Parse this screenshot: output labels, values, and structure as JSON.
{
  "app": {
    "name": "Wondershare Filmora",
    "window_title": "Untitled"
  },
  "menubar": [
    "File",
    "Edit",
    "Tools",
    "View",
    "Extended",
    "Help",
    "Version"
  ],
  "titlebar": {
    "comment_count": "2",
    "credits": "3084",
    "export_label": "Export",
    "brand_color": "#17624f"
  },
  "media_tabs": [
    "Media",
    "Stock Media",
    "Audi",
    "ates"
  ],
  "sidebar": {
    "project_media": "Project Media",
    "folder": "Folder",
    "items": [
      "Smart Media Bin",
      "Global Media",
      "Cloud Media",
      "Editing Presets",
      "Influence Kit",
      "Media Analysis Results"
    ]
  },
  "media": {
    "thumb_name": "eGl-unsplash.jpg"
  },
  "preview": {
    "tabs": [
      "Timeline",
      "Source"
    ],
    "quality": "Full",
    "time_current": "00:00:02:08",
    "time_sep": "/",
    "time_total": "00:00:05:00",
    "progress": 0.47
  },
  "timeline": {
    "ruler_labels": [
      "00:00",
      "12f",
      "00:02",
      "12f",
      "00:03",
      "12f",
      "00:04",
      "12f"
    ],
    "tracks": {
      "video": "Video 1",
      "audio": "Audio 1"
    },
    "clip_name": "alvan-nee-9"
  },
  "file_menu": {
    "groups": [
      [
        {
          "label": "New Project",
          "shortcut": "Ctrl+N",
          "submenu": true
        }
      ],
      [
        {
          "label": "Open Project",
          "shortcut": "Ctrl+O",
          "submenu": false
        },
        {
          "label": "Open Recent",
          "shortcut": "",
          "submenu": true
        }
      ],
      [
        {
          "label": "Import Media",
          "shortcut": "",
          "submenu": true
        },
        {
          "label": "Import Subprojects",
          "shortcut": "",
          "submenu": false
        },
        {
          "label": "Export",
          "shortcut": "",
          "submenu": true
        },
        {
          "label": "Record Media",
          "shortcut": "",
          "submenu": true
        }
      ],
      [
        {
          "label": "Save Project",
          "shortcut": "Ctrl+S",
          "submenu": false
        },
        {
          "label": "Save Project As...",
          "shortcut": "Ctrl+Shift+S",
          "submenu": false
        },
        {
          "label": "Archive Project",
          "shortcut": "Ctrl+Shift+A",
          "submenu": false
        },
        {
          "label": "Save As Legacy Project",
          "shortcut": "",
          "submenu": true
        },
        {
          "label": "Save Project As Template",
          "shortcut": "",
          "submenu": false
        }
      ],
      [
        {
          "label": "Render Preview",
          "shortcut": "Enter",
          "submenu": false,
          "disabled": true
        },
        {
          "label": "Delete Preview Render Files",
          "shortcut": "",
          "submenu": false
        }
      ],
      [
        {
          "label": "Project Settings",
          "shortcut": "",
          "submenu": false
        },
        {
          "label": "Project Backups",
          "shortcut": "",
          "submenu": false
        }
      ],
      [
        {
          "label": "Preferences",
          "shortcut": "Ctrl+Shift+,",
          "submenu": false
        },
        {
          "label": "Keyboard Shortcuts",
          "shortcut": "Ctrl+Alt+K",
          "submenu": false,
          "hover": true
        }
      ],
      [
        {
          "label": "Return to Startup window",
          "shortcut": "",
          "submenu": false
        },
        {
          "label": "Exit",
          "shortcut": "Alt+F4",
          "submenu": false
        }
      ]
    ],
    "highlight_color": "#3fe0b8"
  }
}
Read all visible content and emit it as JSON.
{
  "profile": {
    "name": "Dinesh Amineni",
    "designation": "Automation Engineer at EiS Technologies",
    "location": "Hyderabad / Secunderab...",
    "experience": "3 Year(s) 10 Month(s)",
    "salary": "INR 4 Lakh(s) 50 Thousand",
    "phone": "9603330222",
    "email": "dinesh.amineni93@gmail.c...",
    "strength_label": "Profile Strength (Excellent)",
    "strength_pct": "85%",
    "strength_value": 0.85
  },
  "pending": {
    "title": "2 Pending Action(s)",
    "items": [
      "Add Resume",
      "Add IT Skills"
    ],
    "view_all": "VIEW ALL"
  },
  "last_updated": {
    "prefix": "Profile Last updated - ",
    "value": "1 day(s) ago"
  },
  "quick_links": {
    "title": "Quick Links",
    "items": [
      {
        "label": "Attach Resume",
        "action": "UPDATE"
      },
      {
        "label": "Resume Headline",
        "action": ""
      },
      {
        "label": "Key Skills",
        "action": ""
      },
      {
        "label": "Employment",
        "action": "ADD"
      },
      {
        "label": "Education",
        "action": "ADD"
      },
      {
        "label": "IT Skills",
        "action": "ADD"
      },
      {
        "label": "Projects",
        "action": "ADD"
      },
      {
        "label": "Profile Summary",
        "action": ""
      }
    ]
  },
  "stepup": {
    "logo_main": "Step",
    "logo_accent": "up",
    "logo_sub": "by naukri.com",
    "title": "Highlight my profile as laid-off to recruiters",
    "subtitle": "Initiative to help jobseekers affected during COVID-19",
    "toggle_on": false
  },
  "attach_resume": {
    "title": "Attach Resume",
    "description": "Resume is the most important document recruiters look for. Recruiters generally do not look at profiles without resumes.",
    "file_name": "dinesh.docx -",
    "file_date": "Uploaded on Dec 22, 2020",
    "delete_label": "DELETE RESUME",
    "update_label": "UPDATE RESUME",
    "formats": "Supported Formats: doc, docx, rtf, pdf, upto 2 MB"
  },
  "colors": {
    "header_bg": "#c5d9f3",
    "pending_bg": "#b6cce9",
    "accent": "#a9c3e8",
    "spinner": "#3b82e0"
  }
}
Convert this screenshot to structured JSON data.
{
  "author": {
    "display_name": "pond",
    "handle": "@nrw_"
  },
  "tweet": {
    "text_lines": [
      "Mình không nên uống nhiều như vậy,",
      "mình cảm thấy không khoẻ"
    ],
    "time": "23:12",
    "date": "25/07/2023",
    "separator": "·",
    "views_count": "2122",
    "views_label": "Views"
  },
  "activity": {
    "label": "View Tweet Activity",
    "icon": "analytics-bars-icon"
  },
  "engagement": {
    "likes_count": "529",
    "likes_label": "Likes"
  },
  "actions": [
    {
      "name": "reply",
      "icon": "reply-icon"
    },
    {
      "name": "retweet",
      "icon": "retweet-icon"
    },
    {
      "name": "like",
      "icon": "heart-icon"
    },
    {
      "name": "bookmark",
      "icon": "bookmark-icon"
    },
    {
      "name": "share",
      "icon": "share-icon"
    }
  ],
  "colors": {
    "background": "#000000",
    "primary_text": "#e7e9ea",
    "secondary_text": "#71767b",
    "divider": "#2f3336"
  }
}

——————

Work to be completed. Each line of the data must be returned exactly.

Task output.
Parse this screenshot: output labels, values, and structure as JSON.
{
  "app": {
    "name": "Wondershare Filmora",
    "window_title": "Untitled"
  },
  "menubar": [
    "File",
    "Edit",
    "Tools",
    "View",
    "Extended",
    "Help",
    "Version"
  ],
  "titlebar": {
    "comment_count": "2",
    "credits": "3084",
    "export_label": "Export",
    "brand_color": "#17624f"
  },
  "media_tabs": [
    "Media",
    "Stock Media",
    "Audi",
    "ates"
  ],
  "sidebar": {
    "project_media": "Project Media",
    "folder": "Folder",
    "items": [
      "Smart Media Bin",
      "Global Media",
      "Cloud Media",
      "Editing Presets",
      "Influence Kit",
      "Media Analysis Results"
    ]
  },
  "media": {
    "thumb_name": "eGl-unsplash.jpg"
  },
  "preview": {
    "tabs": [
      "Timeline",
      "Source"
    ],
    "quality": "Full",
    "time_current": "00:00:02:08",
    "time_sep": "/",
    "time_total": "00:00:05:00",
    "progress": 0.47
  },
  "timeline": {
    "ruler_labels": [
      "00:00",
      "12f",
      "00:02",
      "12f",
      "00:03",
      "12f",
      "00:04",
      "12f"
    ],
    "tracks": {
      "video": "Video 1",
      "audio": "Audio 1"
    },
    "clip_name": "alvan-nee-9"
  },
  "file_menu": {
    "groups": [
      [
        {
          "label": "New Project",
          "shortcut": "Ctrl+N",
          "submenu": true
        }
      ],
      [
        {
          "label": "Open Project",
          "shortcut": "Ctrl+O",
          "submenu": false
        },
        {
          "label": "Open Recent",
          "shortcut": "",
          "submenu": true
        }
      ],
      [
        {
          "label": "Import Media",
          "shortcut": "",
          "submenu": true
        },
        {
          "label": "Import Subprojects",
          "shortcut": "",
          "submenu": false
        },
        {
          "label": "Export",
          "shortcut": "",
          "submenu": true
        },
        {
          "label": "Record Media",
          "shortcut": "",
          "submenu": true
        }
      ],
      [
        {
          "label": "Save Project",
          "shortcut": "Ctrl+S",
          "submenu": false
        },
        {
          "label": "Save Project As...",
          "shortcut": "Ctrl+Shift+S",
          "submenu": false
        },
        {
          "label": "Archive Project",
          "shortcut": "Ctrl+Shift+A",
          "submenu": false
        },
        {
          "label": "Save As Legacy Project",
          "shortcut": "",
          "submenu": true
        },
        {
          "label": "Save Project As Template",
          "shortcut": "",
          "submenu": false
        }
      ],
      [
        {
          "label": "Render Preview",
          "shortcut": "Enter",
          "submenu": false,
          "disabled": true
        },
        {
          "label": "Delete Preview Render Files",
          "shortcut": "",
          "submenu": false
        }
      ],
      [
        {
          "label": "Project Settings",
          "shortcut": "",
          "submenu": false
        },
        {
          "label": "Project Backups",
          "shortcut": "",
          "submenu": false
        }
      ],
      [
        {
          "label": "Preferences",
          "shortcut": "Ctrl+Shift+,",
          "submenu": false
        },
        {
          "label": "Keyboard Shortcuts",
          "shortcut": "Ctrl+Alt+K",
          "submenu": false,
          "hover": true
        }
      ],
      [
        {
          "label": "Return to Startup window",
          "shortcut": "",
          "submenu": false
        },
        {
          "label": "Exit",
          "shortcut": "Alt+F4",
          "submenu": false
        }
      ]
    ],
    "highlight_color": "#3fe0b8"
  }
}
Read all visible content and emit it as JSON.
{
  "profile": {
    "name": "Dinesh Amineni",
    "designation": "Automation Engineer at EiS Technologies",
    "location": "Hyderabad / Secunderab...",
    "experience": "3 Year(s) 10 Month(s)",
    "salary": "INR 4 Lakh(s) 50 Thousand",
    "phone": "9603330222",
    "email": "dinesh.amineni93@gmail.c...",
    "strength_label": "Profile Strength (Excellent)",
    "strength_pct": "85%",
    "strength_value": 0.85
  },
  "pending": {
    "title": "2 Pending Action(s)",
    "items": [
      "Add Resume",
      "Add IT Skills"
    ],
    "view_all": "VIEW ALL"
  },
  "last_updated": {
    "prefix": "Profile Last updated - ",
    "value": "1 day(s) ago"
  },
  "quick_links": {
    "title": "Quick Links",
    "items": [
      {
        "label": "Attach Resume",
        "action": "UPDATE"
      },
      {
        "label": "Resume Headline",
        "action": ""
      },
      {
        "label": "Key Skills",
        "action": ""
      },
      {
        "label": "Employment",
        "action": "ADD"
      },
      {
        "label": "Education",
        "action": "ADD"
      },
      {
        "label": "IT Skills",
        "action": "ADD"
      },
      {
        "label": "Projects",
        "action": "ADD"
      },
      {
        "label": "Profile Summary",
        "action": ""
      }
    ]
  },
  "stepup": {
    "logo_main": "Step",
    "logo_accent": "up",
    "logo_sub": "by naukri.com",
    "title": "Highlight my profile as laid-off to recruiters",
    "subtitle": "Initiative to help jobseekers affected during COVID-19",
    "toggle_on": false
  },
  "attach_resume": {
    "title": "Attach Resume",
    "description": "Resume is the most important document recruiters look for. Recruiters generally do not look at profiles without resumes.",
    "file_name": "dinesh.docx -",
    "file_date": "Uploaded on Dec 22, 2020",
    "delete_label": "DELETE RESUME",
    "update_label": "UPDATE RESUME",
    "formats": "Supported Formats: doc, docx, rtf, pdf, upto 2 MB"
  },
  "colors": {
    "header_bg": "#c5d9f3",
    "pending_bg": "#b6cce9",
    "accent": "#a9c3e8",
    "spinner": "#3b82e0"
  }
}
Convert this screenshot to structured JSON data.
{
  "author": {
    "display_name": "pond",
    "handle": "@nrw_"
  },
  "tweet": {
    "text_lines": [
      "Mình không nên uống nhiều như vậy,",
      "mình cảm thấy không khoẻ"
    ],
    "time": "23:12",
    "date": "25/07/2023",
    "separator": "·",
    "views_count": "2122",
    "views_label": "Views"
  },
  "activity": {
    "label": "View Tweet Activity",
    "icon": "analytics-bars-icon"
  },
  "engagement": {
    "likes_count": "529",
    "likes_label": "Likes"
  },
  "actions": [
    {
      "name": "reply",
      "icon": "reply-icon"
    },
    {
      "name": "retweet",
      "icon": "retweet-icon"
    },
    {
      "name": "like",
      "icon": "heart-icon"
    },
    {
      "name": "bookmark",
      "icon": "bookmark-icon"
    },
    {
      "name": "share",
      "icon": "share-icon"
    }
  ],
  "colors": {
    "background": "#000000",
    "primary_text": "#e7e9ea",
    "secondary_text": "#71767b",
    "divider": "#2f3336"
  }
}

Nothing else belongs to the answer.